FOR 25 years, the police had not heard a thing from the BTK Strangler, a notorious serial killer who terrorised the Kansas city of Wichita and who used to taunt investigators by boasting about his horrific crimes to the media.
The city hoped that the killer had died - or perhaps been jailed for another offence.
Then, earlier this month, a letter arrived at the Wichita Eagle-Beacon with information on an unsolved killing in 1986. Enclosed was a copy of the victim’s driving licence and photos of her slain body.
The letter was the first clue that the 1986 killing of Vicki Wegerle might have been at the hands of BTK, an acronym the killer used for "bind, torture and kill".
The return address on the letter said it was from Bill Thomas Killman - initials BTK. The address appeared to refer to a now-vacant building.
Police will not say why they are convinced it came from BTK and the Eagle said it agreed not to publish several of the details in the letter that led police to the conclusion.
However, it is known that the letter contained a single sheet of paper with a photocopy of Ms Wegerle’s driving licence and three pictures, each showing the victim in a slightly different pose.

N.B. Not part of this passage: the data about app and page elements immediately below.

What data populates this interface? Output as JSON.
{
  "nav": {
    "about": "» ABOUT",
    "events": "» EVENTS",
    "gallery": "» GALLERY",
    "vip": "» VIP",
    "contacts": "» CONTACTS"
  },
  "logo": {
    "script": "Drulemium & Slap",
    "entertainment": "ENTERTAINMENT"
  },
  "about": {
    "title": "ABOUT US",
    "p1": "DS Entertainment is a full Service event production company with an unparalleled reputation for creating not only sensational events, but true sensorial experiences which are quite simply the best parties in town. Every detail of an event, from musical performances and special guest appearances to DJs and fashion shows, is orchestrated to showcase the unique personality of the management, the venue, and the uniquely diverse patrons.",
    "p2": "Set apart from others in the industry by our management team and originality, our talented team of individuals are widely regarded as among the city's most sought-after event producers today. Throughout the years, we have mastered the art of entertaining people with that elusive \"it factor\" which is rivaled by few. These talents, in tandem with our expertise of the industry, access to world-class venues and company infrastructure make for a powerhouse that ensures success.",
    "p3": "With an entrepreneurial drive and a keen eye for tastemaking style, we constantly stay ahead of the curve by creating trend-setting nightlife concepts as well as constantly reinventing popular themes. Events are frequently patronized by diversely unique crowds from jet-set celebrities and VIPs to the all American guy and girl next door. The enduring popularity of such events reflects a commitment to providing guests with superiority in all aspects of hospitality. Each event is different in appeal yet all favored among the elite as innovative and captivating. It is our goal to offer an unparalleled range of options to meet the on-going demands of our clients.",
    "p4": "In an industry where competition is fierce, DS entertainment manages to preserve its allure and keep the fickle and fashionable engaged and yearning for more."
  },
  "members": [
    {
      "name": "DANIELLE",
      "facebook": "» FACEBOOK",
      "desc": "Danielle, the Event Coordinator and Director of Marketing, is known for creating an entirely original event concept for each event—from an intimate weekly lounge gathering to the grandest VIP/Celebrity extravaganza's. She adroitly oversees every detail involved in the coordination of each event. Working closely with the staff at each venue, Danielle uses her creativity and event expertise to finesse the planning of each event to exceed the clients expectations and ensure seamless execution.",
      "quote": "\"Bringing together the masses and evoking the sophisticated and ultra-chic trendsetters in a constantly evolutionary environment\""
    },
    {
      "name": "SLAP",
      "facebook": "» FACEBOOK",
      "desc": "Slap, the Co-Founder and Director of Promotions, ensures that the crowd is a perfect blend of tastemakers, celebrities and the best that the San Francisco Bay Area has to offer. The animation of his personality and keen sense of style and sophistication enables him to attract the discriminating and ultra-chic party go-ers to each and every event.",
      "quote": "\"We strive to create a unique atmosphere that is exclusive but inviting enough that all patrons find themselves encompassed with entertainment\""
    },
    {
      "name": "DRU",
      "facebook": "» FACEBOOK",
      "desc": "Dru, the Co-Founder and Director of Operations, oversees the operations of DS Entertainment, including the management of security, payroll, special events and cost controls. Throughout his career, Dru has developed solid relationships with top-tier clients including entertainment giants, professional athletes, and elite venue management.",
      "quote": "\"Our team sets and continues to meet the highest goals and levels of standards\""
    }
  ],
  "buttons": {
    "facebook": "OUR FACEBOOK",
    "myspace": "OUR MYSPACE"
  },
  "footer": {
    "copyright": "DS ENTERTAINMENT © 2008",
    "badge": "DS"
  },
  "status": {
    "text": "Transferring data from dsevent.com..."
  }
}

Relatives said the licence was the only thing they know of that was missing from her home.
Police said they had no crime scene photographs of Ms Wegerle’s body because it was removed by medical service workers before officers arrived.
The letter has rekindled hope that modern forensic science can find some clue that finally will lead police to the killer.
By Friday, police had received 365 tips through an anonymous phone line and e-mail address, said Lieutenant Ken Landwehr, who has worked on the case for 20 years.